We have seen the details of the compositions of Sri. Muthuswami Dikshithar on the Nine Avaranams and also listened to some excellent renditions of the same; now we have come to the last krithi – Mangalam, in Mangala ragam “Shri”. Dikshitar concludes his auspicious mangala kriti in deep devotion, fulfilment and celebration of the Mother’s transcendent powers and glory. The meaning of this composition can be found as:
“Shri Kamalambika, the spouse of Shiva, oh Lalita, please protect me. You are worshiped by Vishnu and You are always with Shiva.
Your face is like the full moon, You who protected Kolamukhi-Varahi. You are the companion of Lakshmi and Saraswati. You enjoy the Rajayoga, oh Shakambari, the mother of nature, of slender waist, oh wearer of the crescent moon. Oh benevolent one, You are fascinated by the devotees of Siva and Guruguha. You are the single syllable Om, oh empress of the world, one who enchants Lord Shiva. You are the the bestower of prosperity and happiness. You are Shri Maha Tripurasundari”.
This concluding song is in the vocative case. The basic sentence unit (anvaya) is shrI kamalAmbike shive lalite mAM pAhi (Oh Kamalambika, gracious and auspicious one, protect me). All phrases ending in ``e'' or ``i'' qualify the proper name kamalAmbikA.
This krithi is written in the eighth (sambodhana prathama) vibhakthi and has only a samashti charanam, unlike the Navavarana krithis. The central theme of the krithi is "Oh Kamalamba, protect me". As one would've observed, the Navavarnams follow a definite pattern. The pallavi is usually small and Dikshithar would seek the blessings or protection of the Goddess. The anupallavi is usually an exquisite description of the Goddess, Her different forms and the charanam would be a long paragraph talking about the chakrams in the sree chakram and hence the esoteric, yogic connection that a human must establish to surrender himself and completely merge with the paramathma. This mangala krithi is extremely "light" in comparison to the other krithis. A cool conclusion to the hot matter conveyed in the whole set. The raga mudra is repeatedly employed in the pallavi just to symbolize the auspiciousness of this set of krithis. Other than that there is nothing much to explain in these simple lines. The charanam is very beautiful. It has a wonderful rhythm and rhyme scheme which keeps the flow tight and simple. The charanam is basically a summary of the various forms of the Goddess and is yet another display of the grammatical and poetic skills of the composer. Dikshithar chooses beautiful words which just fuse in with the krithi and maintain the rhythm. That is where Dikshithar stands out in this krithi. Also, everyone know that Shri ragam is considered as the 22nd mela instead of Kharaharapriya in the Venkatamakhin school. The Dhaivatham in the avarohanam was added to make it a melakartha and hence it is to be used sparingly. Dikshithar sticks to this tradition too in all of his Shri ragam krithis. In this krithi, he uses the Dhaivatham only once; in the last line of the charanam “shrIkari sukhakari shrI mahAtripurasundari”. On the whole, this is a really cute krithi which serves as a worthy conclusion to the brilliant Navavarnams; so also, it is definitely the best set of krithis ever composed and rightly establishing Sri Dikshithar as the best composer ever across all genres of music.

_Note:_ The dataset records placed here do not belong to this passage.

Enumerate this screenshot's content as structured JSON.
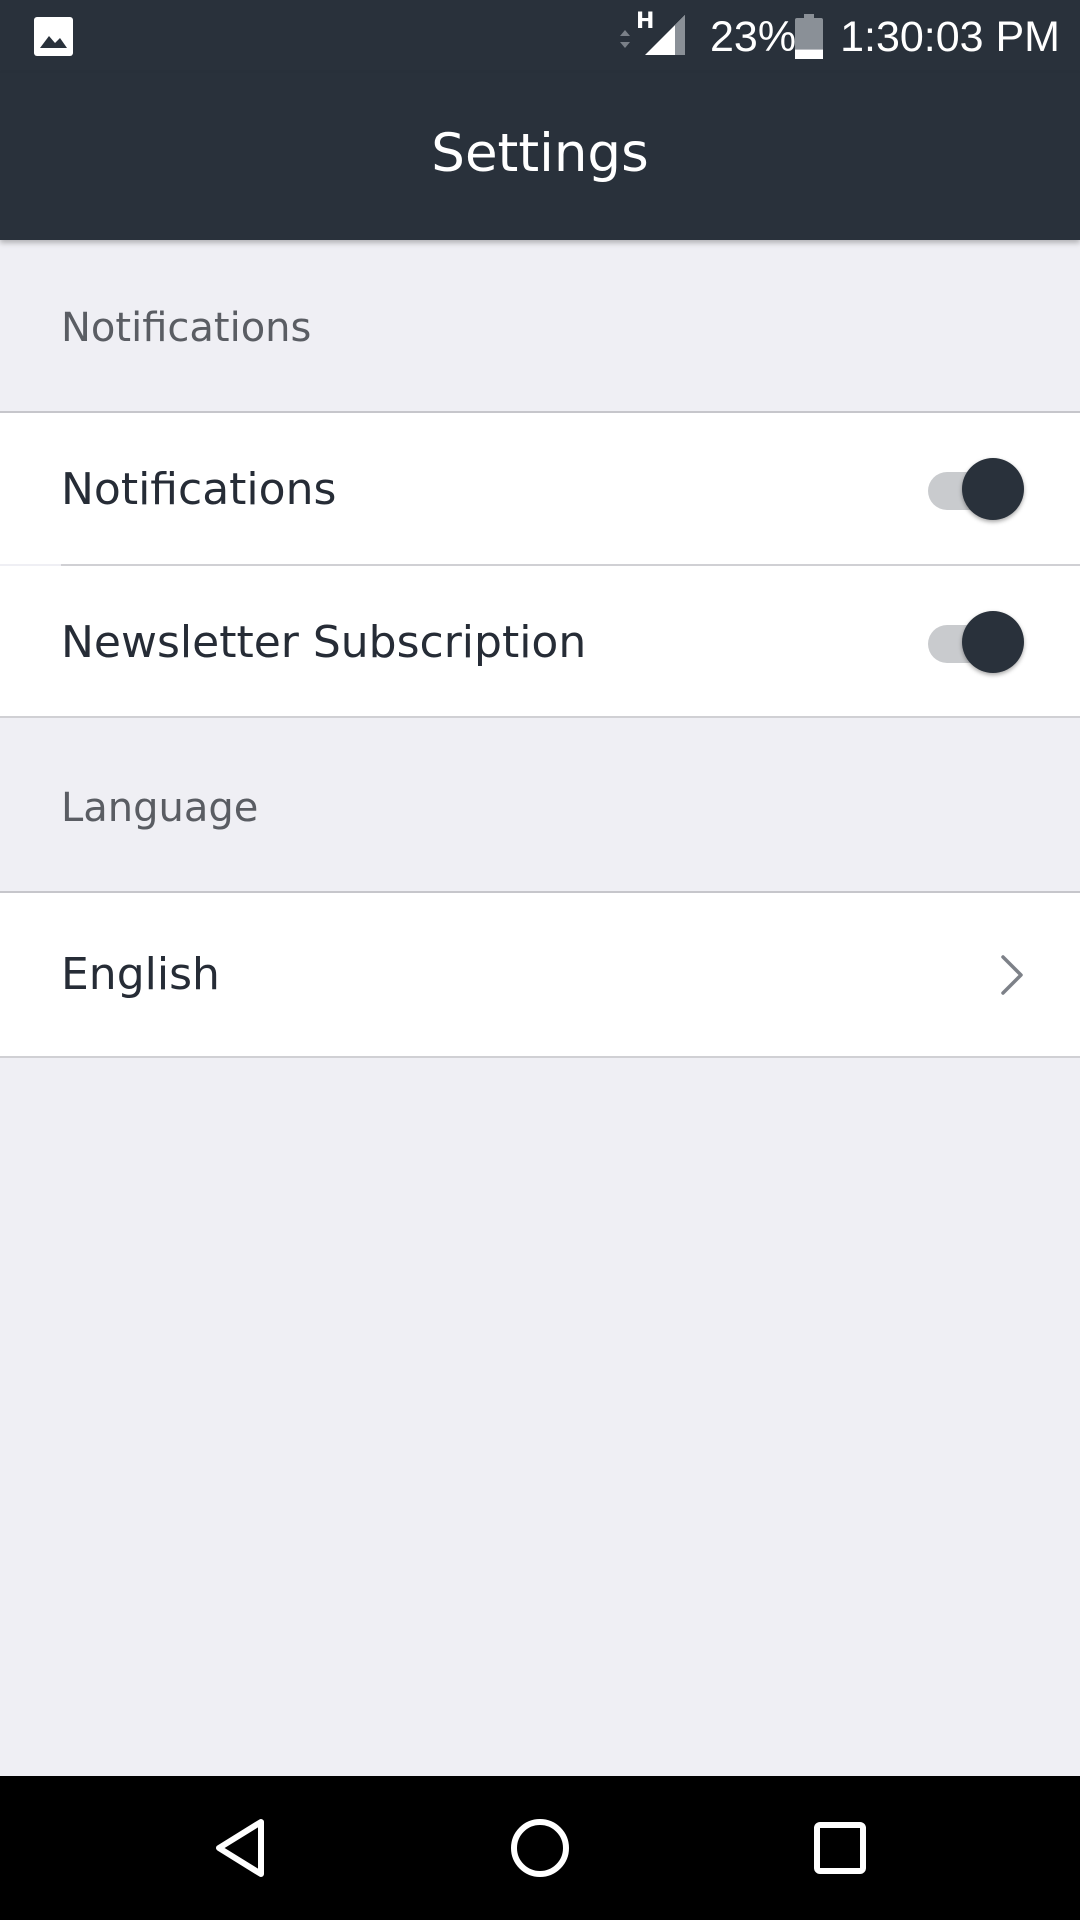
{
  "status_bar": {
    "network_type": "H",
    "battery_percent": "23%",
    "battery_level": 0.23,
    "time": "1:30:03 PM",
    "icons": [
      "gallery-icon",
      "data-arrows-icon",
      "signal-icon",
      "battery-icon"
    ]
  },
  "app_bar": {
    "title": "Settings"
  },
  "sections": {
    "notifications": {
      "header": "Notifications",
      "rows": [
        {
          "label": "Notifications",
          "toggle_on": true
        },
        {
          "label": "Newsletter Subscription",
          "toggle_on": true
        }
      ]
    },
    "language": {
      "header": "Language",
      "current": "English",
      "chevron_icon": "chevron-right-icon"
    }
  },
  "nav_bar": {
    "icons": [
      "back-icon",
      "home-icon",
      "recents-icon"
    ]
  },
  "colors": {
    "app_bar": "#29313b",
    "background": "#efeff4",
    "toggle_thumb": "#29313b",
    "toggle_track": "#c9cbce",
    "text_primary": "#262c36",
    "text_secondary": "#5a5d63"
  }
}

We shall listen to a brilliant, same time blissful rendition of this mangalam krithi by vid. Sikkil Gurucharan.